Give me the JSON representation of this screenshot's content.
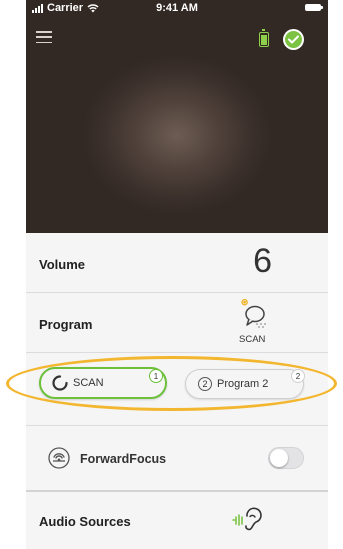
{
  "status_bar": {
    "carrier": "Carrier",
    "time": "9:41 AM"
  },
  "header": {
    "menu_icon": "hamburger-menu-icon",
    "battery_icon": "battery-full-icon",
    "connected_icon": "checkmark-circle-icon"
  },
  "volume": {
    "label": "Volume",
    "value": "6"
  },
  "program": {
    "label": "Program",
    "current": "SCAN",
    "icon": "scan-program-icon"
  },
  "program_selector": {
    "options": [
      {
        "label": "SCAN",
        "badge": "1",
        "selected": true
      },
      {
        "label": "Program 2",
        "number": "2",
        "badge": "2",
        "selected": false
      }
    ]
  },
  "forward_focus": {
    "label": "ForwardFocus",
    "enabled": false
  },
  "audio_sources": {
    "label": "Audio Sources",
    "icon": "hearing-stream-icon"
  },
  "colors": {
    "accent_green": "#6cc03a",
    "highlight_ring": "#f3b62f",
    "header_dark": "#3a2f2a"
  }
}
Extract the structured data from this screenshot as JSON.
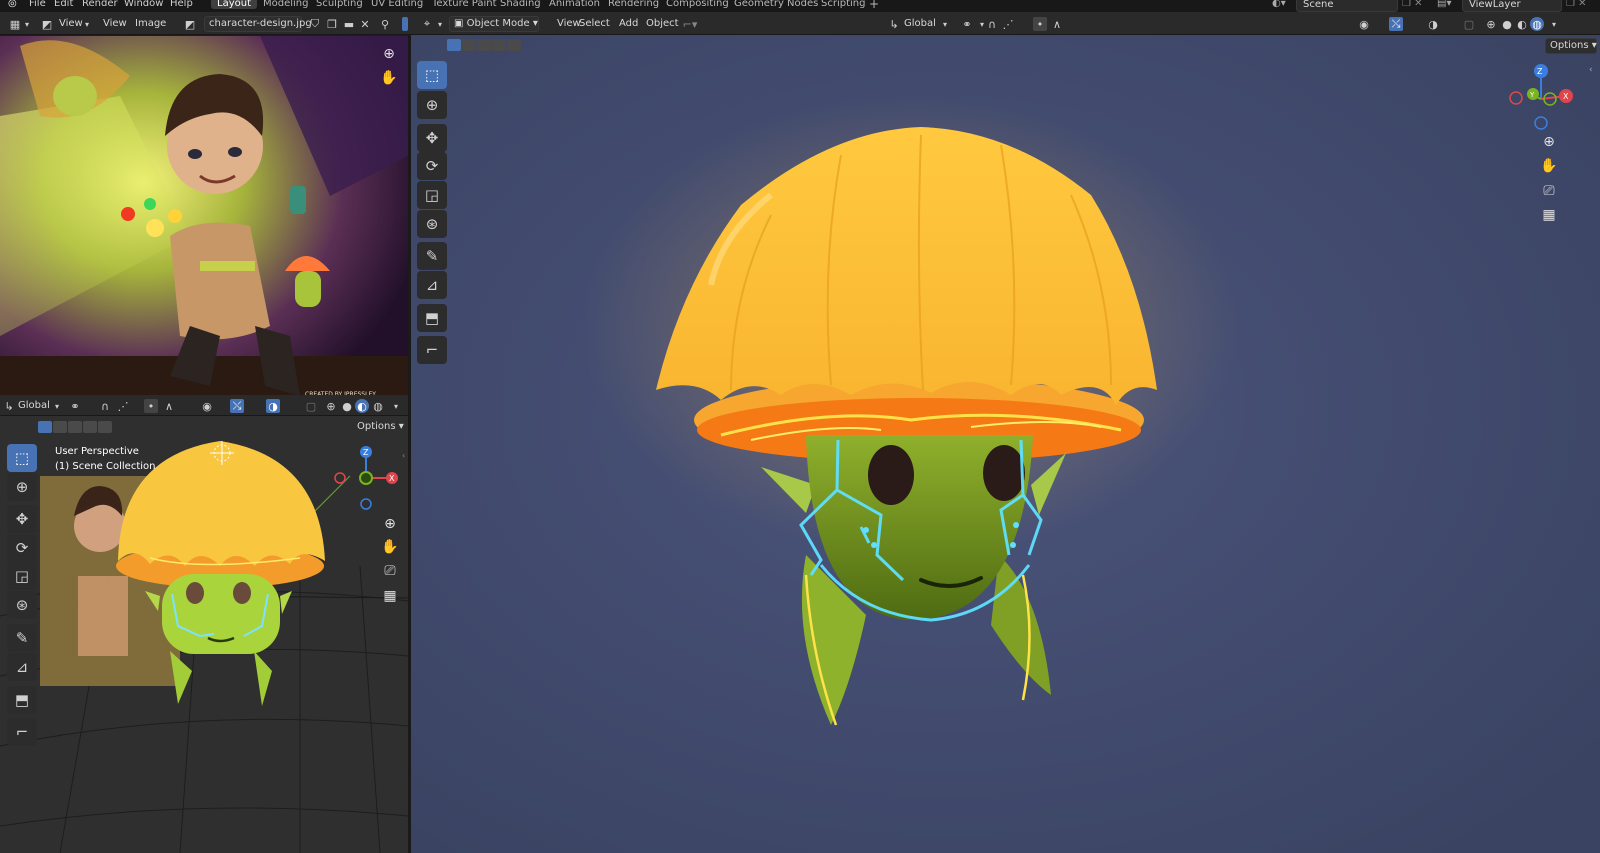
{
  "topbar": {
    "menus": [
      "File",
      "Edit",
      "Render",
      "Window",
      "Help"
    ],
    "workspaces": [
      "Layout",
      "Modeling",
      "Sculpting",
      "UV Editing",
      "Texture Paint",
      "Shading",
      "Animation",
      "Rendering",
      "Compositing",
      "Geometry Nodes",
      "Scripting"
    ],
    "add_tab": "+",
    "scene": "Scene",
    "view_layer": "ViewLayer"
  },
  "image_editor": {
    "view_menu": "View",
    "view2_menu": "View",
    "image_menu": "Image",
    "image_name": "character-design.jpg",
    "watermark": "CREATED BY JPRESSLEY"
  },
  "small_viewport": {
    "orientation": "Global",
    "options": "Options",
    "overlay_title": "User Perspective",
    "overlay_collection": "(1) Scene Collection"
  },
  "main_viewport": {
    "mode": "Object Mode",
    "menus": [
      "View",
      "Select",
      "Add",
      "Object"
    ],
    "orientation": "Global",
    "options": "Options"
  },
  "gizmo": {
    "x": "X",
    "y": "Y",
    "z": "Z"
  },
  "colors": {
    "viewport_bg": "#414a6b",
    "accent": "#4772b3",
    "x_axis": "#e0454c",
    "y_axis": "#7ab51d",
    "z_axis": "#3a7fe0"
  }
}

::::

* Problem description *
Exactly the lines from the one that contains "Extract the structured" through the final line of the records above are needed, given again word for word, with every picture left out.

* Written solution *
Extract the structured data from this screenshot as JSON.
{
  "topbar": {
    "menus": [
      "File",
      "Edit",
      "Render",
      "Window",
      "Help"
    ],
    "workspaces": [
      "Layout",
      "Modeling",
      "Sculpting",
      "UV Editing",
      "Texture Paint",
      "Shading",
      "Animation",
      "Rendering",
      "Compositing",
      "Geometry Nodes",
      "Scripting"
    ],
    "add_tab": "+",
    "scene": "Scene",
    "view_layer": "ViewLayer"
  },
  "image_editor": {
    "view_menu": "View",
    "view2_menu": "View",
    "image_menu": "Image",
    "image_name": "character-design.jpg",
    "watermark": "CREATED BY JPRESSLEY"
  },
  "small_viewport": {
    "orientation": "Global",
    "options": "Options",
    "overlay_title": "User Perspective",
    "overlay_collection": "(1) Scene Collection"
  },
  "main_viewport": {
    "mode": "Object Mode",
    "menus": [
      "View",
      "Select",
      "Add",
      "Object"
    ],
    "orientation": "Global",
    "options": "Options"
  },
  "gizmo": {
    "x": "X",
    "y": "Y",
    "z": "Z"
  },
  "colors": {
    "viewport_bg": "#414a6b",
    "accent": "#4772b3",
    "x_axis": "#e0454c",
    "y_axis": "#7ab51d",
    "z_axis": "#3a7fe0"
  }
}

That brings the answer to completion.